A novelty song is a comical or nonsensical song, performed principally for its comical effect. Humorous songs, or those containing humorous elements, are not necessarily novelty songs. The term arose in Tin Pan Alley to describe one of the major divisions of popular music.
- Christmas in Blobbyland by Mr Blobby
- Frosty the Snowman by Gene Autry and later Jimmy Durante
- Grandma Got Run Over by a Reindeer by Elmo & Patsy
- Hokey Cokey by the Snowmen
- I'm Walking Backwards For Christmas by The Goodies (or Make a daft noise for Xmas)
- I Saw Mommy Kissing Santa Claus by Jimmy Boyd and later The Jackson 5, etc.
- Lonely Pup (In a Christmas Shop) by Adam Faith
- Rudolph the Red-Nosed Reindeer by Gene Autry and later by Spike Jones, etc
- Santa Baby by Eartha Kitt and later Kylie Minogue
- You're a Mean One, Mr. Grinch by Jim Carrey
We had an excellent lecture on Monday at the Evangelical Library. Norman Hopkins introduced us to Thomas Treanor a forgotten missionary to seamen in the 19th century. It was quite a striking story of commitment to bravely bring the gospel to sinners. We also had a very good number. Well worth seeing on the video taken. Enquire at the Library.

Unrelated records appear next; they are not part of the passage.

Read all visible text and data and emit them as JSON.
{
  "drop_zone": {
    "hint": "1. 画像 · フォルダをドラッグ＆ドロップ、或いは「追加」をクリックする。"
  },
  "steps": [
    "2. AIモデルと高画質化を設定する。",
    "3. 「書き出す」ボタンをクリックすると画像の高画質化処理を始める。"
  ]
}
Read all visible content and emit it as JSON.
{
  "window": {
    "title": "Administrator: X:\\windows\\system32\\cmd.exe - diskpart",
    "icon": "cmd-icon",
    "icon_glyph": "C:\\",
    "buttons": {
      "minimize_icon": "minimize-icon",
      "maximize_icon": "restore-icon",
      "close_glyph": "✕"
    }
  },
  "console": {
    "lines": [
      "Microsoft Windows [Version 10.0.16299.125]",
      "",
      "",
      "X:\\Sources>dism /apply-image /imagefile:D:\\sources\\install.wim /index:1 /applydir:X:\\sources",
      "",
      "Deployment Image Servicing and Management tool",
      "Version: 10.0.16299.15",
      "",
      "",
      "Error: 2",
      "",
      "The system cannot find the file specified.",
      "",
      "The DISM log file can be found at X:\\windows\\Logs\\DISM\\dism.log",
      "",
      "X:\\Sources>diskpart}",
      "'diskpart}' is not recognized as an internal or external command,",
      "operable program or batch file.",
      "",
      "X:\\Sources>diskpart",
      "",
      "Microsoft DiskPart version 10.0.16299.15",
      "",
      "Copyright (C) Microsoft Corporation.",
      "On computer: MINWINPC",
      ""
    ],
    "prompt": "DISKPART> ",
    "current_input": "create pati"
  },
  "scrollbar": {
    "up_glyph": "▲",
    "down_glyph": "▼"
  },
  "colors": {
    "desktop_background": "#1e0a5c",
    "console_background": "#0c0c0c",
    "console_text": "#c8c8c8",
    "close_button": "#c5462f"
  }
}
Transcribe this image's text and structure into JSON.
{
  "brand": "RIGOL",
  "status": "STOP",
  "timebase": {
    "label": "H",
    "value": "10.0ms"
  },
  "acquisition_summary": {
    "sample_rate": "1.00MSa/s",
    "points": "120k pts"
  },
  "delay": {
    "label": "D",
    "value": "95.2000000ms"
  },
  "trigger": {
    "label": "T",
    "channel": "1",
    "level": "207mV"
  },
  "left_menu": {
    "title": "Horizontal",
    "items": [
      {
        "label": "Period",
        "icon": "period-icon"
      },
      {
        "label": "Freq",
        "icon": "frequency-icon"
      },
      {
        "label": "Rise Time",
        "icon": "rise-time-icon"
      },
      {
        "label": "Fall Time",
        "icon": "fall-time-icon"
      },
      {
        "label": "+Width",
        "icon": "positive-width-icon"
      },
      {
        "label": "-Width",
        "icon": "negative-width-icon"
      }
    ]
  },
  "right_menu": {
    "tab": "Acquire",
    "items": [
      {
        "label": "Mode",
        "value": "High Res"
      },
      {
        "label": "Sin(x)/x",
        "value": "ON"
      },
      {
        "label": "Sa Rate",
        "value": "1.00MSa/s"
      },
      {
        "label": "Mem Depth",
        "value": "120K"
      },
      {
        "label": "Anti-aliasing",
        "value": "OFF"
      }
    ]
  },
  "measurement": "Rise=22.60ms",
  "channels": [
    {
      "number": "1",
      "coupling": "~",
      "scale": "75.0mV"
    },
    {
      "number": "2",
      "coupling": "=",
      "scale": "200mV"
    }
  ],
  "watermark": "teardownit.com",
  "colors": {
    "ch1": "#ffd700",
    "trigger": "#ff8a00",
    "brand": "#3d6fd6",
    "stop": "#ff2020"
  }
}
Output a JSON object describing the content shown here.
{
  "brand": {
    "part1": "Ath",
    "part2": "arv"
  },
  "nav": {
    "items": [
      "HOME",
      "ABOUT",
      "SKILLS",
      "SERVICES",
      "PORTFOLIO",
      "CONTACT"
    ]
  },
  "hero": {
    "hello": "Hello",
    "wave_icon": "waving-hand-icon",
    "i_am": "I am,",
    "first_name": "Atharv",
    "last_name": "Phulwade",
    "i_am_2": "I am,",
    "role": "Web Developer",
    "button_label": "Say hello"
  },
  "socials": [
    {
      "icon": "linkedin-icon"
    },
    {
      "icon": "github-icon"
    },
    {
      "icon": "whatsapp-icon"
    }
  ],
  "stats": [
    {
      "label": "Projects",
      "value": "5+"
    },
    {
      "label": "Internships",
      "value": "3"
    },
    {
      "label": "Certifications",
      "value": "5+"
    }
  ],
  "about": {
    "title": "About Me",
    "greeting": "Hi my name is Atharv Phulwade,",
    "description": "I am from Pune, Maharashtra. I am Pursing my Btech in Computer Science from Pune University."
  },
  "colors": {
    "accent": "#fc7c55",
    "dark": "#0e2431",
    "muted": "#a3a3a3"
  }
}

This week is so busy I have got rather behind so this is rather like ancient history but we had a good day on Sunday with relatively good numbers morning and (to a lesser extent) in the evening. We began with communion and I then preached from Deuteronomy 6:6, 7, a one off text. We enjoyed having our seminary students and their families to lunch and then in the evening I preached the resurrection from the first 15 verses of Matthew 28. It was a good day. No fresh people in and some missing, of course, as ever, but a good opportunity once again.
|WHITCOMBE McALLISTER ROBERTcM WORTHTIHW|
This slightly doctored clip from last Monday's University Challenge illustrates how the mind craves symmetry (mine at least). One writer puts it down to craving order and adds "The search for symmetry, and the emotional pleasure we derive when we find it, must help us make sense of the world around us, just as we find satisfaction in the repetition of the seasons and the reliability of friendships. Symmetry is also economy. Symmetry is simplicity. Symmetry is elegance."
1. My two front teeth (Spike Jones and the City slickers)
2. You (Mariah Carey)
3. A Beatle (Dora Bryan)
4. A real good tan (Kenny Chesney)
5. My girl (New Edition)
6. My daddy (Buck Owens)
7 A hippopotamus (Gayla Peevey)
8. A banjo (David Myles, Santa never brings me ...)
9. Peace tonight, peace for all (Brian Wilson, What I really want ...)
10. A sable, a '54 convertible (light blue), a yacht, the deed to a platinum mine, a duplex and checks, decorations bought at Tiffany and a ring. (Eartha Kitt, Santa baby)
Jonathan Miller and Clive James both died this week. Both men straddled the intellectual and popular divide and had a wry sense of humour. Further both were
1. Described as polymaths
2. Cambridge graduates who were involved in the Floodlights
3. And the Edinburgh festival
4. Wrote about Freud (James just an essay and Miller a whole book)
5. Presenters of TV programmes
7. Professed atheists
8. Both took first degrees outside the arts (Miller medicine, James engineering)
9. Both had CBEs
10. Stephen Fry says they were heroes of his growing up.
Both were slight outsiders in that Miller was Jewish and James Australian.
James once interviewed Miller. See here. (Taste warning).
They seem to have dabbled in a any number of occupations
James (b 1939)
1. Literary essayist
2. Folk music lyricist
4. TV critic
9. TV presenter
Miller (b 1934)
1. Medical doctor
3. Drama director
4. Opera producer
5. Artistic director
6. Musical director
7. Collage artist
8. TV Presenter
PS I notice there is a longer serious interview between James and Miller here.
The radio broadcast I did with Janet Mefferd some time ago on the book about conscience Candle in the wind is available once again. See here. It is the first item on the programme here. Enjoy.
We hear that polymath Jonathan Miller has died. I found myself sitting next to him at the British Library once and resisted the urge to graffitti his notebook when he left his space for a while. His views on atheism can be found in a 2007 article here.